» About this exercise
Down to the last line, set the entries down again exactly.

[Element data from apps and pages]
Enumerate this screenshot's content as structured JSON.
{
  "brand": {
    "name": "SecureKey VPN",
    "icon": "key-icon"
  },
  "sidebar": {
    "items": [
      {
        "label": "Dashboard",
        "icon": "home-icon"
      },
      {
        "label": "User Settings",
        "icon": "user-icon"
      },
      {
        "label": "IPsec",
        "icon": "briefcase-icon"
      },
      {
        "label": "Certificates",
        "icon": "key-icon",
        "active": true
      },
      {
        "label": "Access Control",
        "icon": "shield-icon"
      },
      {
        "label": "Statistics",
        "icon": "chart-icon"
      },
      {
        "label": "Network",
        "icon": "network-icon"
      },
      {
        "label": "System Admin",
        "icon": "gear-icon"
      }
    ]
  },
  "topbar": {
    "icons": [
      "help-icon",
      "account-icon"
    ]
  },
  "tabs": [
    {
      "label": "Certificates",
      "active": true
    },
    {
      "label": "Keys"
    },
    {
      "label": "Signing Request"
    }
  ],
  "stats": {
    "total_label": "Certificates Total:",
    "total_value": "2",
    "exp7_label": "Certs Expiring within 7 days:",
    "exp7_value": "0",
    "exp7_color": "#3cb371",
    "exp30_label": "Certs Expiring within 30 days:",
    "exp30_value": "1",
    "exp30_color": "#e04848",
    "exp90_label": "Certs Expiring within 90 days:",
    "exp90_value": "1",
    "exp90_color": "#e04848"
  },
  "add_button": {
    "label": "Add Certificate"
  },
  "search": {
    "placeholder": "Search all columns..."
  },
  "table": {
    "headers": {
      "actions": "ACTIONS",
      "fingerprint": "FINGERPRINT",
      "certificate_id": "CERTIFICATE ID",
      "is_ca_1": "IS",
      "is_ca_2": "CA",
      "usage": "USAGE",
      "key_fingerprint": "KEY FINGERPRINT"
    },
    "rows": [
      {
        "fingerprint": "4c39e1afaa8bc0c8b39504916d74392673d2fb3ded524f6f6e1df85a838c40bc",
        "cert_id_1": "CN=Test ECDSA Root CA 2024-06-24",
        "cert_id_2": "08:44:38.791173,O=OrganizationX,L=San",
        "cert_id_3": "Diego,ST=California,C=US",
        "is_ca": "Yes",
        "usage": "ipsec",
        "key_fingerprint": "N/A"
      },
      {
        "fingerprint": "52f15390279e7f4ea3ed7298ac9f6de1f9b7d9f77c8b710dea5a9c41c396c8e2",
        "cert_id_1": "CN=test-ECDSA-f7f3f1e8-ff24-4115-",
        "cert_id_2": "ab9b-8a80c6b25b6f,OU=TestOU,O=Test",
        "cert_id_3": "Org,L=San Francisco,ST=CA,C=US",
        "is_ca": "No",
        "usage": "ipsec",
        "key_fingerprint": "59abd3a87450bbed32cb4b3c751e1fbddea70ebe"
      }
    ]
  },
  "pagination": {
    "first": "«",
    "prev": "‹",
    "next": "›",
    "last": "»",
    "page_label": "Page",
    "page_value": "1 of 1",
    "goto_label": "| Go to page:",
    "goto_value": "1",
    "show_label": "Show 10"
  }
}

» Reply to the task
Enumerate this screenshot's content as structured JSON.
{
  "brand": {
    "name": "SecureKey VPN",
    "icon": "key-icon"
  },
  "sidebar": {
    "items": [
      {
        "label": "Dashboard",
        "icon": "home-icon"
      },
      {
        "label": "User Settings",
        "icon": "user-icon"
      },
      {
        "label": "IPsec",
        "icon": "briefcase-icon"
      },
      {
        "label": "Certificates",
        "icon": "key-icon",
        "active": true
      },
      {
        "label": "Access Control",
        "icon": "shield-icon"
      },
      {
        "label": "Statistics",
        "icon": "chart-icon"
      },
      {
        "label": "Network",
        "icon": "network-icon"
      },
      {
        "label": "System Admin",
        "icon": "gear-icon"
      }
    ]
  },
  "topbar": {
    "icons": [
      "help-icon",
      "account-icon"
    ]
  },
  "tabs": [
    {
      "label": "Certificates",
      "active": true
    },
    {
      "label": "Keys"
    },
    {
      "label": "Signing Request"
    }
  ],
  "stats": {
    "total_label": "Certificates Total:",
    "total_value": "2",
    "exp7_label": "Certs Expiring within 7 days:",
    "exp7_value": "0",
    "exp7_color": "#3cb371",
    "exp30_label": "Certs Expiring within 30 days:",
    "exp30_value": "1",
    "exp30_color": "#e04848",
    "exp90_label": "Certs Expiring within 90 days:",
    "exp90_value": "1",
    "exp90_color": "#e04848"
  },
  "add_button": {
    "label": "Add Certificate"
  },
  "search": {
    "placeholder": "Search all columns..."
  },
  "table": {
    "headers": {
      "actions": "ACTIONS",
      "fingerprint": "FINGERPRINT",
      "certificate_id": "CERTIFICATE ID",
      "is_ca_1": "IS",
      "is_ca_2": "CA",
      "usage": "USAGE",
      "key_fingerprint": "KEY FINGERPRINT"
    },
    "rows": [
      {
        "fingerprint": "4c39e1afaa8bc0c8b39504916d74392673d2fb3ded524f6f6e1df85a838c40bc",
        "cert_id_1": "CN=Test ECDSA Root CA 2024-06-24",
        "cert_id_2": "08:44:38.791173,O=OrganizationX,L=San",
        "cert_id_3": "Diego,ST=California,C=US",
        "is_ca": "Yes",
        "usage": "ipsec",
        "key_fingerprint": "N/A"
      },
      {
        "fingerprint": "52f15390279e7f4ea3ed7298ac9f6de1f9b7d9f77c8b710dea5a9c41c396c8e2",
        "cert_id_1": "CN=test-ECDSA-f7f3f1e8-ff24-4115-",
        "cert_id_2": "ab9b-8a80c6b25b6f,OU=TestOU,O=Test",
        "cert_id_3": "Org,L=San Francisco,ST=CA,C=US",
        "is_ca": "No",
        "usage": "ipsec",
        "key_fingerprint": "59abd3a87450bbed32cb4b3c751e1fbddea70ebe"
      }
    ]
  },
  "pagination": {
    "first": "«",
    "prev": "‹",
    "next": "›",
    "last": "»",
    "page_label": "Page",
    "page_value": "1 of 1",
    "goto_label": "| Go to page:",
    "goto_value": "1",
    "show_label": "Show 10"
  }
}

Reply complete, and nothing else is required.